>>>>

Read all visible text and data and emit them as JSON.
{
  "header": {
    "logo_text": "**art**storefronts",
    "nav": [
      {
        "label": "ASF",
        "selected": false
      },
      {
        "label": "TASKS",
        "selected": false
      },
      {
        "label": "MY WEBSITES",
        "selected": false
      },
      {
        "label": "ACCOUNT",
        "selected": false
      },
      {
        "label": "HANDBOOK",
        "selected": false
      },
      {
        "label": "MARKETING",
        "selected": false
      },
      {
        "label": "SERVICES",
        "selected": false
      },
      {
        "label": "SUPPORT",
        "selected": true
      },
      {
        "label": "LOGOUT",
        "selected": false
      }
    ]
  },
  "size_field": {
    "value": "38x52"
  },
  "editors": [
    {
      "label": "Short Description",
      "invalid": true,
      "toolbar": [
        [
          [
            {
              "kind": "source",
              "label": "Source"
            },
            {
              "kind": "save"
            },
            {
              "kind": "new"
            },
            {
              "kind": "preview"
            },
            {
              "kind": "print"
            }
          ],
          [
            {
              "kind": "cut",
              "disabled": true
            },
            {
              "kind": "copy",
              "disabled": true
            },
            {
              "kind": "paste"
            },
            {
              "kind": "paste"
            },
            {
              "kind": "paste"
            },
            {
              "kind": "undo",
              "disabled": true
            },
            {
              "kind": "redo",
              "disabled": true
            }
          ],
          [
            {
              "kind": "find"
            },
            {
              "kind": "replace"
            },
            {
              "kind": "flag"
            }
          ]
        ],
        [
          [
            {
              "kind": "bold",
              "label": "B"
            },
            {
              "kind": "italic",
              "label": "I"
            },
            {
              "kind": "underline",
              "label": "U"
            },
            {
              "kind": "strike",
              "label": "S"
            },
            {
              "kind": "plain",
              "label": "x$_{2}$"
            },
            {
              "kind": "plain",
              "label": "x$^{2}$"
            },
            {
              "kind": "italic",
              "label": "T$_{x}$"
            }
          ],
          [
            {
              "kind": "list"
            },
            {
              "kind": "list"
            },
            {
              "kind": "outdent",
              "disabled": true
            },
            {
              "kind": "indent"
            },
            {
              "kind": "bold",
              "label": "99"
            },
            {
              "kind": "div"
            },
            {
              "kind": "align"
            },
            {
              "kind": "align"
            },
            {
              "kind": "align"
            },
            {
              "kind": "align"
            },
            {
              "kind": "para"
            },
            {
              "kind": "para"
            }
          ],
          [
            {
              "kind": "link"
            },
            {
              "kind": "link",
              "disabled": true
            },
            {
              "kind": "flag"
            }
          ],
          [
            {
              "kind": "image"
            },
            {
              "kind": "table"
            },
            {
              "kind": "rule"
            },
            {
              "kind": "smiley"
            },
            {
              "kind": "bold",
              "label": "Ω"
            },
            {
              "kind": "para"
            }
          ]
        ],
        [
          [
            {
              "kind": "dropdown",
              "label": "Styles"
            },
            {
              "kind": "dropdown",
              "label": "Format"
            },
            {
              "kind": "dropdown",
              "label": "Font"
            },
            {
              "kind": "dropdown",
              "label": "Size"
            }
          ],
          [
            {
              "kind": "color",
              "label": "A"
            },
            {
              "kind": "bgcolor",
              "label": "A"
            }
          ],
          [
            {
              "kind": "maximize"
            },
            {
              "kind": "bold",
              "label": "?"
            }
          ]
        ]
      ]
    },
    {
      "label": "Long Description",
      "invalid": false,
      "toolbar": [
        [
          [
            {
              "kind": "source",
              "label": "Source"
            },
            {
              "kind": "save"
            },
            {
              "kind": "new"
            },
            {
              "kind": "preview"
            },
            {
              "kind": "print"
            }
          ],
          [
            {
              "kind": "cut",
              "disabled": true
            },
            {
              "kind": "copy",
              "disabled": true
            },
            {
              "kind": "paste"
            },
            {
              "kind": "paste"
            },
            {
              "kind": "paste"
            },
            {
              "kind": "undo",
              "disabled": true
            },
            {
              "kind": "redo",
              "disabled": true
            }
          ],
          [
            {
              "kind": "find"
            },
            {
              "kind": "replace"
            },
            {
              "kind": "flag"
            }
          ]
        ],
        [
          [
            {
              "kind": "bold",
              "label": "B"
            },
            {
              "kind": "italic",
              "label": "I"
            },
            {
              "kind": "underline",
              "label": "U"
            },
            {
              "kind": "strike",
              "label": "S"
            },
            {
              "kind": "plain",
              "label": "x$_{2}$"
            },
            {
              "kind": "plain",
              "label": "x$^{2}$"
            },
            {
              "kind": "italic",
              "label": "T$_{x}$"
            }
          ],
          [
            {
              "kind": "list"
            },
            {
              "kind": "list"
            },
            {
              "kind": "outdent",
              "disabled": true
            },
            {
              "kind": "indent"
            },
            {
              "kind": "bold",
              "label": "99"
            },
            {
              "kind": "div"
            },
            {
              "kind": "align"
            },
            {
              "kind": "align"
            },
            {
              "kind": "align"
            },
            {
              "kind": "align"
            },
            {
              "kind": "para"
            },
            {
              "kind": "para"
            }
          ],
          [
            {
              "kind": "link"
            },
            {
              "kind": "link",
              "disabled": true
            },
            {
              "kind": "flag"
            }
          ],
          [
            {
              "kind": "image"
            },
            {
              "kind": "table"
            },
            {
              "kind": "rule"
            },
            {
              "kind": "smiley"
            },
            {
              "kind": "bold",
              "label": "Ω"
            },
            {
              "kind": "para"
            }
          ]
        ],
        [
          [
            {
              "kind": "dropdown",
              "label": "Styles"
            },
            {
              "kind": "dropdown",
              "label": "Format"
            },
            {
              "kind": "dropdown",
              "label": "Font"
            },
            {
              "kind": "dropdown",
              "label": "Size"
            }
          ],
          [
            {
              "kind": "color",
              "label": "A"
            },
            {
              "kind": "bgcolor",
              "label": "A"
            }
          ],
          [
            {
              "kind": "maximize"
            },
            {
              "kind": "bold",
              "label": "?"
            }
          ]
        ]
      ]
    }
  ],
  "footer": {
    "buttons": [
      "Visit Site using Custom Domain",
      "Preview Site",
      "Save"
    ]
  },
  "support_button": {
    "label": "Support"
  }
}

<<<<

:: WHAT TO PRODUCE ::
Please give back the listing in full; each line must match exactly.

:: YOUR RESPONSE ::
Read all visible text and data and emit them as JSON.
{
  "header": {
    "logo_text": "**art**storefronts",
    "nav": [
      {
        "label": "ASF",
        "selected": false
      },
      {
        "label": "TASKS",
        "selected": false
      },
      {
        "label": "MY WEBSITES",
        "selected": false
      },
      {
        "label": "ACCOUNT",
        "selected": false
      },
      {
        "label": "HANDBOOK",
        "selected": false
      },
      {
        "label": "MARKETING",
        "selected": false
      },
      {
        "label": "SERVICES",
        "selected": false
      },
      {
        "label": "SUPPORT",
        "selected": true
      },
      {
        "label": "LOGOUT",
        "selected": false
      }
    ]
  },
  "size_field": {
    "value": "38x52"
  },
  "editors": [
    {
      "label": "Short Description",
      "invalid": true,
      "toolbar": [
        [
          [
            {
              "kind": "source",
              "label": "Source"
            },
            {
              "kind": "save"
            },
            {
              "kind": "new"
            },
            {
              "kind": "preview"
            },
            {
              "kind": "print"
            }
          ],
          [
            {
              "kind": "cut",
              "disabled": true
            },
            {
              "kind": "copy",
              "disabled": true
            },
            {
              "kind": "paste"
            },
            {
              "kind": "paste"
            },
            {
              "kind": "paste"
            },
            {
              "kind": "undo",
              "disabled": true
            },
            {
              "kind": "redo",
              "disabled": true
            }
          ],
          [
            {
              "kind": "find"
            },
            {
              "kind": "replace"
            },
            {
              "kind": "flag"
            }
          ]
        ],
        [
          [
            {
              "kind": "bold",
              "label": "B"
            },
            {
              "kind": "italic",
              "label": "I"
            },
            {
              "kind": "underline",
              "label": "U"
            },
            {
              "kind": "strike",
              "label": "S"
            },
            {
              "kind": "plain",
              "label": "x$_{2}$"
            },
            {
              "kind": "plain",
              "label": "x$^{2}$"
            },
            {
              "kind": "italic",
              "label": "T$_{x}$"
            }
          ],
          [
            {
              "kind": "list"
            },
            {
              "kind": "list"
            },
            {
              "kind": "outdent",
              "disabled": true
            },
            {
              "kind": "indent"
            },
            {
              "kind": "bold",
              "label": "99"
            },
            {
              "kind": "div"
            },
            {
              "kind": "align"
            },
            {
              "kind": "align"
            },
            {
              "kind": "align"
            },
            {
              "kind": "align"
            },
            {
              "kind": "para"
            },
            {
              "kind": "para"
            }
          ],
          [
            {
              "kind": "link"
            },
            {
              "kind": "link",
              "disabled": true
            },
            {
              "kind": "flag"
            }
          ],
          [
            {
              "kind": "image"
            },
            {
              "kind": "table"
            },
            {
              "kind": "rule"
            },
            {
              "kind": "smiley"
            },
            {
              "kind": "bold",
              "label": "Ω"
            },
            {
              "kind": "para"
            }
          ]
        ],
        [
          [
            {
              "kind": "dropdown",
              "label": "Styles"
            },
            {
              "kind": "dropdown",
              "label": "Format"
            },
            {
              "kind": "dropdown",
              "label": "Font"
            },
            {
              "kind": "dropdown",
              "label": "Size"
            }
          ],
          [
            {
              "kind": "color",
              "label": "A"
            },
            {
              "kind": "bgcolor",
              "label": "A"
            }
          ],
          [
            {
              "kind": "maximize"
            },
            {
              "kind": "bold",
              "label": "?"
            }
          ]
        ]
      ]
    },
    {
      "label": "Long Description",
      "invalid": false,
      "toolbar": [
        [
          [
            {
              "kind": "source",
              "label": "Source"
            },
            {
              "kind": "save"
            },
            {
              "kind": "new"
            },
            {
              "kind": "preview"
            },
            {
              "kind": "print"
            }
          ],
          [
            {
              "kind": "cut",
              "disabled": true
            },
            {
              "kind": "copy",
              "disabled": true
            },
            {
              "kind": "paste"
            },
            {
              "kind": "paste"
            },
            {
              "kind": "paste"
            },
            {
              "kind": "undo",
              "disabled": true
            },
            {
              "kind": "redo",
              "disabled": true
            }
          ],
          [
            {
              "kind": "find"
            },
            {
              "kind": "replace"
            },
            {
              "kind": "flag"
            }
          ]
        ],
        [
          [
            {
              "kind": "bold",
              "label": "B"
            },
            {
              "kind": "italic",
              "label": "I"
            },
            {
              "kind": "underline",
              "label": "U"
            },
            {
              "kind": "strike",
              "label": "S"
            },
            {
              "kind": "plain",
              "label": "x$_{2}$"
            },
            {
              "kind": "plain",
              "label": "x$^{2}$"
            },
            {
              "kind": "italic",
              "label": "T$_{x}$"
            }
          ],
          [
            {
              "kind": "list"
            },
            {
              "kind": "list"
            },
            {
              "kind": "outdent",
              "disabled": true
            },
            {
              "kind": "indent"
            },
            {
              "kind": "bold",
              "label": "99"
            },
            {
              "kind": "div"
            },
            {
              "kind": "align"
            },
            {
              "kind": "align"
            },
            {
              "kind": "align"
            },
            {
              "kind": "align"
            },
            {
              "kind": "para"
            },
            {
              "kind": "para"
            }
          ],
          [
            {
              "kind": "link"
            },
            {
              "kind": "link",
              "disabled": true
            },
            {
              "kind": "flag"
            }
          ],
          [
            {
              "kind": "image"
            },
            {
              "kind": "table"
            },
            {
              "kind": "rule"
            },
            {
              "kind": "smiley"
            },
            {
              "kind": "bold",
              "label": "Ω"
            },
            {
              "kind": "para"
            }
          ]
        ],
        [
          [
            {
              "kind": "dropdown",
              "label": "Styles"
            },
            {
              "kind": "dropdown",
              "label": "Format"
            },
            {
              "kind": "dropdown",
              "label": "Font"
            },
            {
              "kind": "dropdown",
              "label": "Size"
            }
          ],
          [
            {
              "kind": "color",
              "label": "A"
            },
            {
              "kind": "bgcolor",
              "label": "A"
            }
          ],
          [
            {
              "kind": "maximize"
            },
            {
              "kind": "bold",
              "label": "?"
            }
          ]
        ]
      ]
    }
  ],
  "footer": {
    "buttons": [
      "Visit Site using Custom Domain",
      "Preview Site",
      "Save"
    ]
  },
  "support_button": {
    "label": "Support"
  }
}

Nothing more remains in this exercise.